##### Data extract
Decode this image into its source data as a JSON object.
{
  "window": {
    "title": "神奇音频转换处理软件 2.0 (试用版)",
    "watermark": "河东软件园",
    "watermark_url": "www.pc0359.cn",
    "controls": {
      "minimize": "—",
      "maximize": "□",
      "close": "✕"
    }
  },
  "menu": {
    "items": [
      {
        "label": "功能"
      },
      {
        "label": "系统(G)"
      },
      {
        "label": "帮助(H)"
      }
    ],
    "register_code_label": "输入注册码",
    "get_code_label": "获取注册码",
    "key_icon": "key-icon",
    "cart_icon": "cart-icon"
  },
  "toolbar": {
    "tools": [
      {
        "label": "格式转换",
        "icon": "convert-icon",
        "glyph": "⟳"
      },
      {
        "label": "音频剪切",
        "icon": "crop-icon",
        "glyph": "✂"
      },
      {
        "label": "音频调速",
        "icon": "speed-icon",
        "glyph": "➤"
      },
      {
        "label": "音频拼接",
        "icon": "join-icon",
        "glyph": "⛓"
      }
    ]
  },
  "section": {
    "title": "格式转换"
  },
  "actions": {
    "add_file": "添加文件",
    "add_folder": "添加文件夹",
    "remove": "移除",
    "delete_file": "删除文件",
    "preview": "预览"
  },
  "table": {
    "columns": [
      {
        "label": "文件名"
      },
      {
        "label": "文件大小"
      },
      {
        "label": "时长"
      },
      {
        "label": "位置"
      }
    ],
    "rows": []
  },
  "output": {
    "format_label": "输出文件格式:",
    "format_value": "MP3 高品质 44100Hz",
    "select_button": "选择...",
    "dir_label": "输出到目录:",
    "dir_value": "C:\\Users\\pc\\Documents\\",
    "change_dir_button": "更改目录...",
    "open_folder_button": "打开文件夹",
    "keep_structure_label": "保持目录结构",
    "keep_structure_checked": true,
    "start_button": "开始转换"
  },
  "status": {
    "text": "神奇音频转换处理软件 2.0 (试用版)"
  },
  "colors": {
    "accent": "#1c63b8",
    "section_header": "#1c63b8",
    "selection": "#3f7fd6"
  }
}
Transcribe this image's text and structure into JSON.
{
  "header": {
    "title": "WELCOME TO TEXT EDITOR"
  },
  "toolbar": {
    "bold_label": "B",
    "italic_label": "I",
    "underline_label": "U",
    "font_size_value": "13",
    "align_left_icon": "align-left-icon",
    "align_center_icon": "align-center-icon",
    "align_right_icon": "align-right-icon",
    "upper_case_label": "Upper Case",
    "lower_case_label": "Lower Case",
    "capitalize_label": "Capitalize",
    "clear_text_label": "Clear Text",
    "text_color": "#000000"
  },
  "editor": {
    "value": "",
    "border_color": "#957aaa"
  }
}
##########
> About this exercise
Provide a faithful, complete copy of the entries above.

> Answer below
Decode this image into its source data as a JSON object.
{
  "window": {
    "title": "神奇音频转换处理软件 2.0 (试用版)",
    "watermark": "河东软件园",
    "watermark_url": "www.pc0359.cn",
    "controls": {
      "minimize": "—",
      "maximize": "□",
      "close": "✕"
    }
  },
  "menu": {
    "items": [
      {
        "label": "功能"
      },
      {
        "label": "系统(G)"
      },
      {
        "label": "帮助(H)"
      }
    ],
    "register_code_label": "输入注册码",
    "get_code_label": "获取注册码",
    "key_icon": "key-icon",
    "cart_icon": "cart-icon"
  },
  "toolbar": {
    "tools": [
      {
        "label": "格式转换",
        "icon": "convert-icon",
        "glyph": "⟳"
      },
      {
        "label": "音频剪切",
        "icon": "crop-icon",
        "glyph": "✂"
      },
      {
        "label": "音频调速",
        "icon": "speed-icon",
        "glyph": "➤"
      },
      {
        "label": "音频拼接",
        "icon": "join-icon",
        "glyph": "⛓"
      }
    ]
  },
  "section": {
    "title": "格式转换"
  },
  "actions": {
    "add_file": "添加文件",
    "add_folder": "添加文件夹",
    "remove": "移除",
    "delete_file": "删除文件",
    "preview": "预览"
  },
  "table": {
    "columns": [
      {
        "label": "文件名"
      },
      {
        "label": "文件大小"
      },
      {
        "label": "时长"
      },
      {
        "label": "位置"
      }
    ],
    "rows": []
  },
  "output": {
    "format_label": "输出文件格式:",
    "format_value": "MP3 高品质 44100Hz",
    "select_button": "选择...",
    "dir_label": "输出到目录:",
    "dir_value": "C:\\Users\\pc\\Documents\\",
    "change_dir_button": "更改目录...",
    "open_folder_button": "打开文件夹",
    "keep_structure_label": "保持目录结构",
    "keep_structure_checked": true,
    "start_button": "开始转换"
  },
  "status": {
    "text": "神奇音频转换处理软件 2.0 (试用版)"
  },
  "colors": {
    "accent": "#1c63b8",
    "section_header": "#1c63b8",
    "selection": "#3f7fd6"
  }
}
Transcribe this image's text and structure into JSON.
{
  "header": {
    "title": "WELCOME TO TEXT EDITOR"
  },
  "toolbar": {
    "bold_label": "B",
    "italic_label": "I",
    "underline_label": "U",
    "font_size_value": "13",
    "align_left_icon": "align-left-icon",
    "align_center_icon": "align-center-icon",
    "align_right_icon": "align-right-icon",
    "upper_case_label": "Upper Case",
    "lower_case_label": "Lower Case",
    "capitalize_label": "Capitalize",
    "clear_text_label": "Clear Text",
    "text_color": "#000000"
  },
  "editor": {
    "value": "",
    "border_color": "#957aaa"
  }
}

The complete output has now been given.